Source material:
▶

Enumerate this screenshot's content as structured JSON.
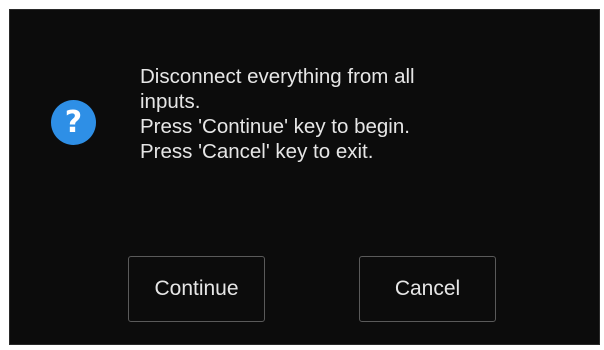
{
  "dialog": {
    "icon": "question-icon",
    "icon_glyph": "?",
    "icon_color": "#2e8fe6",
    "message_lines": [
      "Disconnect everything from all",
      "inputs.",
      "Press 'Continue' key to begin.",
      "Press 'Cancel' key to exit."
    ],
    "buttons": {
      "continue_label": "Continue",
      "cancel_label": "Cancel"
    }
  }
}
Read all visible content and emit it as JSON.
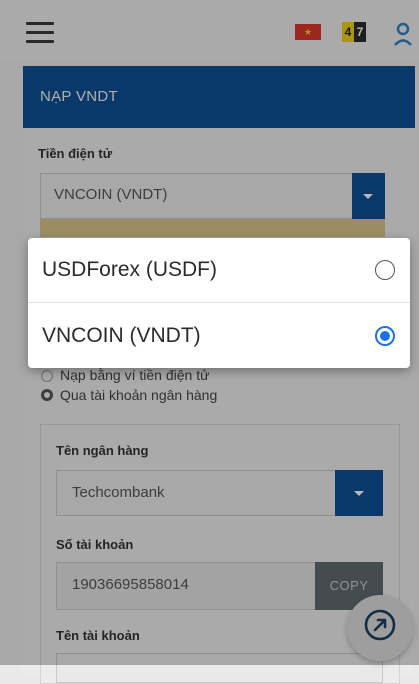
{
  "topbar": {
    "menu_icon": "hamburger-menu-icon",
    "language_flag": "vietnam-flag-icon",
    "badge_icon": "47-badge-icon",
    "user_icon": "user-avatar-icon"
  },
  "card": {
    "title": "NẠP VNDT"
  },
  "crypto": {
    "label": "Tiền điện tử",
    "selected": "VNCOIN (VNDT)"
  },
  "method": {
    "option1": "Nạp bằng ví tiền điện tử",
    "option2": "Qua tài khoản ngân hàng",
    "selected_index": 1
  },
  "bank": {
    "name_label": "Tên ngân hàng",
    "name_value": "Techcombank",
    "account_no_label": "Số tài khoản",
    "account_no_value": "19036695858014",
    "copy_label": "COPY",
    "account_name_label": "Tên tài khoản"
  },
  "dropdown": {
    "options": [
      {
        "label": "USDForex (USDF)",
        "selected": false
      },
      {
        "label": "VNCOIN (VNDT)",
        "selected": true
      }
    ]
  },
  "colors": {
    "primary": "#0d4f94",
    "radio_selected": "#1a73e8"
  }
}
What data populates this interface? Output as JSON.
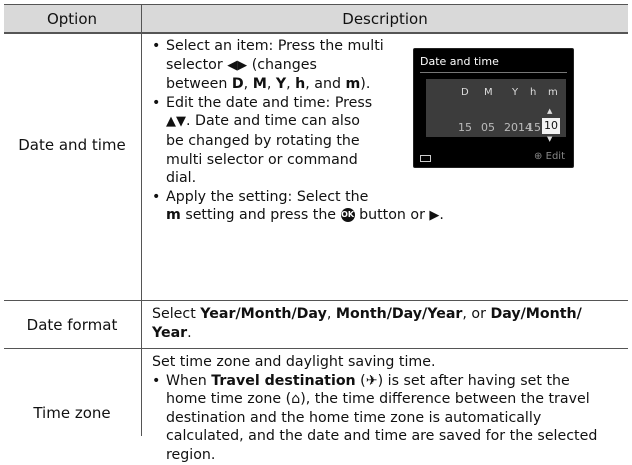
{
  "header": {
    "col1": "Option",
    "col2": "Description"
  },
  "rows": [
    {
      "option": "Date and time",
      "b1_pre": "Select an item: Press the multi",
      "b1_mid": "selector",
      "b1_glyph": "◀▶",
      "b1_post": "(changes",
      "b1_l3a": "between ",
      "b1_D": "D",
      "b1_M": "M",
      "b1_Y": "Y",
      "b1_h": "h",
      "b1_m": "m",
      "b2_l1": "Edit the date and time: Press",
      "b2_glyph": "▲▼",
      "b2_l2": ". Date and time can also",
      "b2_l3": "be changed by rotating the",
      "b2_l4": "multi selector or command",
      "b2_l5": "dial.",
      "b3_l1": "Apply the setting: Select the",
      "b3_m": "m",
      "b3_l2": "setting and press the",
      "b3_ok": "OK",
      "b3_l3": "button or",
      "b3_arrow": "▶",
      "screen": {
        "title": "Date and time",
        "labels": [
          "D",
          "M",
          "Y",
          "h",
          "m"
        ],
        "values": [
          "15",
          "05",
          "2014",
          "15",
          "10"
        ],
        "edit": "Edit",
        "edit_icon": "dial-icon"
      }
    },
    {
      "option": "Date format",
      "p1": "Select ",
      "f1": "Year/Month/Day",
      "p2": ", ",
      "f2": "Month/Day/Year",
      "p3": ", or ",
      "f3a": "Day/Month/",
      "f3b": "Year",
      "p4": "."
    },
    {
      "option": "Time zone",
      "intro": "Set time zone and daylight saving time.",
      "l1a": "When ",
      "l1b": "Travel destination",
      "l1c": " (",
      "l1d": ") is set after having set the",
      "l2a": "home time zone (",
      "l2b": "), the time difference between the travel",
      "l3": "destination and the home time zone is automatically",
      "l4": "calculated, and the date and time are saved for the selected",
      "l5": "region."
    }
  ]
}
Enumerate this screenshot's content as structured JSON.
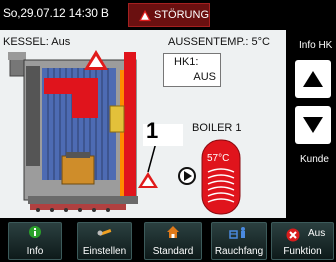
{
  "status_bar": {
    "datetime": "So,29.07.12 14:30 B",
    "alarm_text": "STÖRUNG"
  },
  "main": {
    "kessel_label": "KESSEL: Aus",
    "aussen_label": "AUSSENTEMP.:  5°C",
    "hk_title": "HK1:",
    "hk_value": "AUS",
    "boiler_label": "BOILER 1",
    "boiler_temp": "57°C",
    "callout_number": "1"
  },
  "right_panel": {
    "info_hk_label": "Info HK",
    "kunde_label": "Kunde"
  },
  "bottom_bar": {
    "info": "Info",
    "einstellen": "Einstellen",
    "standard": "Standard",
    "rauchfang": "Rauchfang",
    "aus_top": "Aus",
    "funktion": "Funktion"
  },
  "colors": {
    "alarm_red": "#e01b1b",
    "boiler_red": "#e0141c",
    "boiler_accent": "#ff8c00",
    "button_bg": "#1f3030"
  }
}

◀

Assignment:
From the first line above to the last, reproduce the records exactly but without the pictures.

Solution to this problem:
Enumerate this screenshot's content as structured JSON.
{
  "dialog": {
    "icon": "question-icon",
    "icon_glyph": "?",
    "icon_color": "#2e8fe6",
    "message_lines": [
      "Disconnect everything from all",
      "inputs.",
      "Press 'Continue' key to begin.",
      "Press 'Cancel' key to exit."
    ],
    "buttons": {
      "continue_label": "Continue",
      "cancel_label": "Cancel"
    }
  }
}
Read all visible content and emit it as JSON.
{
  "topbar": {
    "menu_icon": "hamburger-menu-icon",
    "language_flag": "vietnam-flag-icon",
    "badge_icon": "47-badge-icon",
    "user_icon": "user-avatar-icon"
  },
  "card": {
    "title": "NẠP VNDT"
  },
  "crypto": {
    "label": "Tiền điện tử",
    "selected": "VNCOIN (VNDT)"
  },
  "method": {
    "option1": "Nạp bằng ví tiền điện tử",
    "option2": "Qua tài khoản ngân hàng",
    "selected_index": 1
  },
  "bank": {
    "name_label": "Tên ngân hàng",
    "name_value": "Techcombank",
    "account_no_label": "Số tài khoản",
    "account_no_value": "19036695858014",
    "copy_label": "COPY",
    "account_name_label": "Tên tài khoản"
  },
  "dropdown": {
    "options": [
      {
        "label": "USDForex (USDF)",
        "selected": false
      },
      {
        "label": "VNCOIN (VNDT)",
        "selected": true
      }
    ]
  },
  "colors": {
    "primary": "#0d4f94",
    "radio_selected": "#1a73e8"
  }
}
What data populates this interface? Output as JSON.
{
  "header": {
    "col1": "Option",
    "col2": "Description"
  },
  "rows": [
    {
      "option": "Date and time",
      "b1_pre": "Select an item: Press the multi",
      "b1_mid": "selector",
      "b1_glyph": "◀▶",
      "b1_post": "(changes",
      "b1_l3a": "between ",
      "b1_D": "D",
      "b1_M": "M",
      "b1_Y": "Y",
      "b1_h": "h",
      "b1_m": "m",
      "b2_l1": "Edit the date and time: Press",
      "b2_glyph": "▲▼",
      "b2_l2": ". Date and time can also",
      "b2_l3": "be changed by rotating the",
      "b2_l4": "multi selector or command",
      "b2_l5": "dial.",
      "b3_l1": "Apply the setting: Select the",
      "b3_m": "m",
      "b3_l2": "setting and press the",
      "b3_ok": "OK",
      "b3_l3": "button or",
      "b3_arrow": "▶",
      "screen": {
        "title": "Date and time",
        "labels": [
          "D",
          "M",
          "Y",
          "h",
          "m"
        ],
        "values": [
          "15",
          "05",
          "2014",
          "15",
          "10"
        ],
        "edit": "Edit",
        "edit_icon": "dial-icon"
      }
    },
    {
      "option": "Date format",
      "p1": "Select ",
      "f1": "Year/Month/Day",
      "p2": ", ",
      "f2": "Month/Day/Year",
      "p3": ", or ",
      "f3a": "Day/Month/",
      "f3b": "Year",
      "p4": "."
    },
    {
      "option": "Time zone",
      "intro": "Set time zone and daylight saving time.",
      "l1a": "When ",
      "l1b": "Travel destination",
      "l1c": " (",
      "l1d": ") is set after having set the",
      "l2a": "home time zone (",
      "l2b": "), the time difference between the travel",
      "l3": "destination and the home time zone is automatically",
      "l4": "calculated, and the date and time are saved for the selected",
      "l5": "region."
    }
  ]
}
Enumerate this screenshot's content as structured JSON.
{
  "status_bar": {
    "datetime": "So,29.07.12 14:30 B",
    "alarm_text": "STÖRUNG"
  },
  "main": {
    "kessel_label": "KESSEL: Aus",
    "aussen_label": "AUSSENTEMP.:  5°C",
    "hk_title": "HK1:",
    "hk_value": "AUS",
    "boiler_label": "BOILER 1",
    "boiler_temp": "57°C",
    "callout_number": "1"
  },
  "right_panel": {
    "info_hk_label": "Info HK",
    "kunde_label": "Kunde"
  },
  "bottom_bar": {
    "info": "Info",
    "einstellen": "Einstellen",
    "standard": "Standard",
    "rauchfang": "Rauchfang",
    "aus_top": "Aus",
    "funktion": "Funktion"
  },
  "colors": {
    "alarm_red": "#e01b1b",
    "boiler_red": "#e0141c",
    "boiler_accent": "#ff8c00",
    "button_bg": "#1f3030"
  }
}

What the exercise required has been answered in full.